Exercise instructions - Each record below is to be copied word for word, with pictures removed.

Listed records -

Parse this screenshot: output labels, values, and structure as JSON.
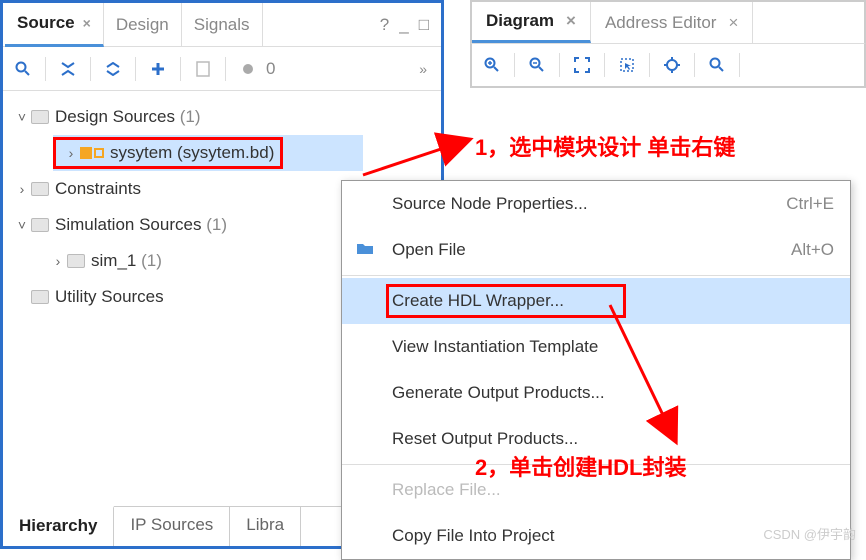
{
  "left": {
    "tabs": {
      "source": "Source",
      "design": "Design",
      "signals": "Signals"
    },
    "help": "?",
    "toolbar": {
      "radio_count": "0"
    },
    "tree": {
      "design_sources": "Design Sources",
      "design_sources_count": "(1)",
      "system_item": "sysytem (sysytem.bd)",
      "constraints": "Constraints",
      "simulation_sources": "Simulation Sources",
      "simulation_sources_count": "(1)",
      "sim1": "sim_1",
      "sim1_count": "(1)",
      "utility_sources": "Utility Sources"
    },
    "bottom_tabs": {
      "hierarchy": "Hierarchy",
      "ip_sources": "IP Sources",
      "libraries": "Libra"
    }
  },
  "right": {
    "tabs": {
      "diagram": "Diagram",
      "addr_editor": "Address Editor"
    }
  },
  "menu": {
    "source_node_props": "Source Node Properties...",
    "source_node_props_sc": "Ctrl+E",
    "open_file": "Open File",
    "open_file_sc": "Alt+O",
    "create_hdl_wrapper": "Create HDL Wrapper...",
    "view_inst_template": "View Instantiation Template",
    "generate_output": "Generate Output Products...",
    "reset_output": "Reset Output Products...",
    "replace_file": "Replace File...",
    "copy_file": "Copy File Into Project"
  },
  "annotations": {
    "a1": "1，选中模块设计 单击右键",
    "a2": "2，单击创建HDL封装"
  },
  "watermark": "CSDN @伊宇韵"
}
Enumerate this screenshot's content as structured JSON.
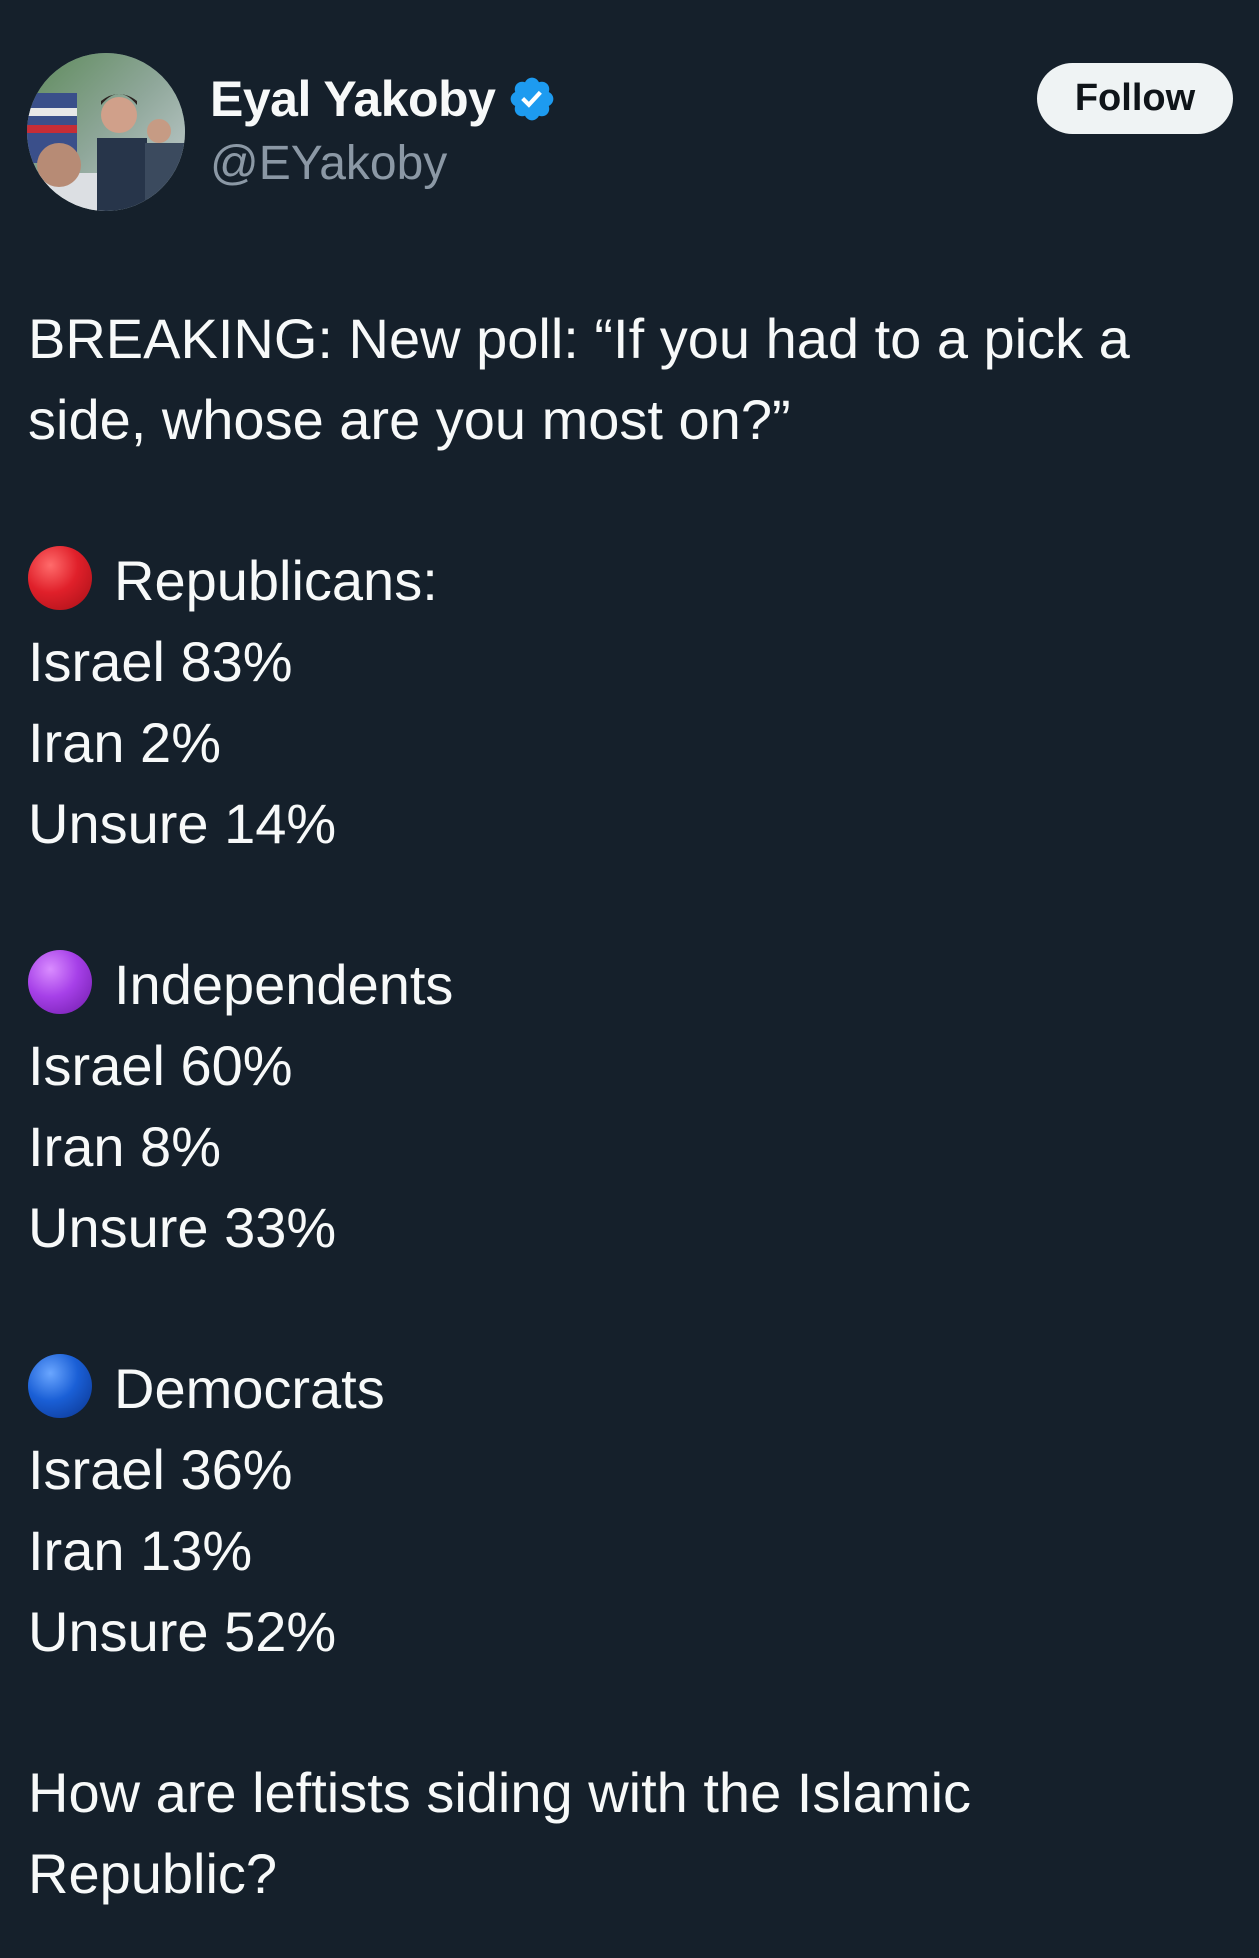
{
  "author": {
    "display_name": "Eyal Yakoby",
    "handle": "@EYakoby",
    "verified_badge_color": "#1d9bf0"
  },
  "actions": {
    "follow_label": "Follow"
  },
  "post": {
    "intro_line1": "BREAKING: New poll: “If you had to a pick a",
    "intro_line2": "side, whose are you most on?”",
    "groups": [
      {
        "emoji_color": "#e0202a",
        "label": "Republicans:",
        "lines": [
          "Israel 83%",
          "Iran 2%",
          "Unsure 14%"
        ]
      },
      {
        "emoji_color": "#a640e8",
        "label": "Independents",
        "lines": [
          "Israel 60%",
          "Iran 8%",
          "Unsure 33%"
        ]
      },
      {
        "emoji_color": "#1a5fd6",
        "label": "Democrats",
        "lines": [
          "Israel 36%",
          "Iran 13%",
          "Unsure 52%"
        ]
      }
    ],
    "closing_line1": "How are leftists siding with the Islamic",
    "closing_line2": "Republic?"
  },
  "colors": {
    "background": "#15202b",
    "text": "#f7f9f9",
    "secondary_text": "#8b98a5",
    "follow_button_bg": "#eff3f4"
  }
}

Result -
Parse this screenshot: output labels, values, and structure as JSON.
{
  "left": {
    "tabs": {
      "source": "Source",
      "design": "Design",
      "signals": "Signals"
    },
    "help": "?",
    "toolbar": {
      "radio_count": "0"
    },
    "tree": {
      "design_sources": "Design Sources",
      "design_sources_count": "(1)",
      "system_item": "sysytem (sysytem.bd)",
      "constraints": "Constraints",
      "simulation_sources": "Simulation Sources",
      "simulation_sources_count": "(1)",
      "sim1": "sim_1",
      "sim1_count": "(1)",
      "utility_sources": "Utility Sources"
    },
    "bottom_tabs": {
      "hierarchy": "Hierarchy",
      "ip_sources": "IP Sources",
      "libraries": "Libra"
    }
  },
  "right": {
    "tabs": {
      "diagram": "Diagram",
      "addr_editor": "Address Editor"
    }
  },
  "menu": {
    "source_node_props": "Source Node Properties...",
    "source_node_props_sc": "Ctrl+E",
    "open_file": "Open File",
    "open_file_sc": "Alt+O",
    "create_hdl_wrapper": "Create HDL Wrapper...",
    "view_inst_template": "View Instantiation Template",
    "generate_output": "Generate Output Products...",
    "reset_output": "Reset Output Products...",
    "replace_file": "Replace File...",
    "copy_file": "Copy File Into Project"
  },
  "annotations": {
    "a1": "1，选中模块设计 单击右键",
    "a2": "2，单击创建HDL封装"
  },
  "watermark": "CSDN @伊宇韵"
}
Enumerate this screenshot's content as structured JSON.
{
  "author": {
    "display_name": "Eyal Yakoby",
    "handle": "@EYakoby",
    "verified_badge_color": "#1d9bf0"
  },
  "actions": {
    "follow_label": "Follow"
  },
  "post": {
    "intro_line1": "BREAKING: New poll: “If you had to a pick a",
    "intro_line2": "side, whose are you most on?”",
    "groups": [
      {
        "emoji_color": "#e0202a",
        "label": "Republicans:",
        "lines": [
          "Israel 83%",
          "Iran 2%",
          "Unsure 14%"
        ]
      },
      {
        "emoji_color": "#a640e8",
        "label": "Independents",
        "lines": [
          "Israel 60%",
          "Iran 8%",
          "Unsure 33%"
        ]
      },
      {
        "emoji_color": "#1a5fd6",
        "label": "Democrats",
        "lines": [
          "Israel 36%",
          "Iran 13%",
          "Unsure 52%"
        ]
      }
    ],
    "closing_line1": "How are leftists siding with the Islamic",
    "closing_line2": "Republic?"
  },
  "colors": {
    "background": "#15202b",
    "text": "#f7f9f9",
    "secondary_text": "#8b98a5",
    "follow_button_bg": "#eff3f4"
  }
}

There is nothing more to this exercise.